St. Mary’s was once Harrison Reed’s home. He graduated through the Saints’ revered youth system, he’d taken the bold step to leave his boyhood club to join the Whites and upon his homecoming, his restless desire to be counted for introduced the game’s opener, and Southampton’s eventual demise. Reed was industrious, the middle of the park wasn’t particularly congested and with clear horizons to traverse, he engineered progression and he stunted Southampton’s momentum.
A willing runner with the ball, Reed shielded possession with an attentiveness that upholds him as one of Fulham’s most trustworthy watchdogs. He was measured with his passing, his pressing was assertive but he wasn’t overstimulated. He simply surveyed situations with certitude and his rousing determination brought reward. Southampton couldn’t clear their lines effectively as Harry Wilson’s overhit through ball skimmed into the penalty area and Reed exploited their hesitancy.
Intercepting a tame attempt to rid danger, the resulting blockage rolled to Vini and thus, the opener was bagged. Committed, impactful, our Ginger Iniesta’s application was stubborn, he established himself as a prominent instigator of opportunity whilst respecting his core responsibilities and for that, we can thank Southampton for blessing him with the fundamentals, the building blocks which have been enhanced to the fullest by Silva and his coaching staff, daring overhead kicks and all.
It had to be Mitro
As Mitrovic stepped off the the substitutes bench, headed for the touchline, the away end stirred with unbridled joy and excitement. Famously banned for eight games, Mitro’s long-awaited return to competitive matters eagerly anticipated; Serbia flags were purchased en masse by Fulham’s adoring following and the loudest eruption on the day wasn’t for his goal, it was for his big entrance in the 65th minute.
They came in their droves to see their king, back from exile, and the man of the moment didn’t disappoint. A chorus serenaded every touch and before long, our beloved talisman was before his worshipping public, arms wide, as our second of the afternoon rest in the back of the net. He couldn’t have reintroduced himself any better, he unsettled Southampton and Wilson’s telepathic relationship with Mitro came to prominence to seal the hosts’ fate.
Wilson’s cross was delicate; it may have been slightly behind Mitro, but the Serb’s improvisation was superb. He levered himself into the flight of the ball and he diverted with incomparable certainty. It had to be him. His stooping diving header was his 12th goal of the campaign, the most he’s ever attained at this level and if he’d been eligible to participate in the months gone by, he could well have reached at least 20. His form was stable as we encountered Manchester United in the FA Cup, he knocked Fulham into the lead at Old Trafford and though his season hit an unjust intermission, it’s so gratifying to witness him get back to what he does best: terrify defenders and bang in proper striker’s goals. The fire never subsided and in the next two games, you better believe we’ll stoke it up to a ferocity scalds until the dying embers.
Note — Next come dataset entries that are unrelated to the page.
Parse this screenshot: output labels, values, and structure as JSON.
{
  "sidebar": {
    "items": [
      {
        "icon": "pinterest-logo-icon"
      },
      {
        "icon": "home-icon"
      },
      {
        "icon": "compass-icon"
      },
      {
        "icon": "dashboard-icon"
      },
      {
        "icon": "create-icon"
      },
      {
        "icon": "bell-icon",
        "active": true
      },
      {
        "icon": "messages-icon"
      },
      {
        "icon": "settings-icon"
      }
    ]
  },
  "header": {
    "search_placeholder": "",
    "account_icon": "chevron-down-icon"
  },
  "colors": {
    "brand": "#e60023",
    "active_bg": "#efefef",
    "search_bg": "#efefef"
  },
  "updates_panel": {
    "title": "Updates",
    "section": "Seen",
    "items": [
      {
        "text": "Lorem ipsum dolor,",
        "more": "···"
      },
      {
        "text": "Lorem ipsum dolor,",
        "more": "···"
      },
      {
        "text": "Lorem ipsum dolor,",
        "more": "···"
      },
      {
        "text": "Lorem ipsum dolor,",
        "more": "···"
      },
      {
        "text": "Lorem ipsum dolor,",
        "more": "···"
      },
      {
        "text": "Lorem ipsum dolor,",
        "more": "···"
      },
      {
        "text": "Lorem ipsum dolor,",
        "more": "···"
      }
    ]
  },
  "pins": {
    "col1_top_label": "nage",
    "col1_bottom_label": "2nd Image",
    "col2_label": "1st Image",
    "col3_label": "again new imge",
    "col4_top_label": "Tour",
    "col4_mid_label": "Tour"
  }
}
Exhausted by VAR
I really don’t want to waste too much energy on this because I cannot be arsed but, come on: that’s a penalty. No matter how you tart it up, the ball acquainted itself with Lynaco’s hand and there isn’t an explanation that deems otherwise. The ball literally changed its course because it deflected off said appendage, so what in the land of buggery were those at Stockley Park even watching?
Bunch of bloody amateurs. Thomas Bramall may not have had a clear line of sight but blimey, the cameras do not lie and neither do the protestations that followed immediately after. I am exhausted by the PGMOL’s incompetence to source qualified officials, VAR isn’t for every Premier League side, it’s only exclusive to those that sling hefty backhanders and it needs to be addressed.
We can talk about natural/unnatural postures, intent or mistake, the bottom line is simple and there shouldn’t be any hidden clauses. If a ball hits a hand, it’s a handball, the clue is in the infringement itself, so the people that pick their noses at monitors with all the evidence have to stop dicking around because if anything, it’s just embarrassing on their part. There’s nothing accredited about these tossers at all, and I bet they all eat muesli with tap water as well.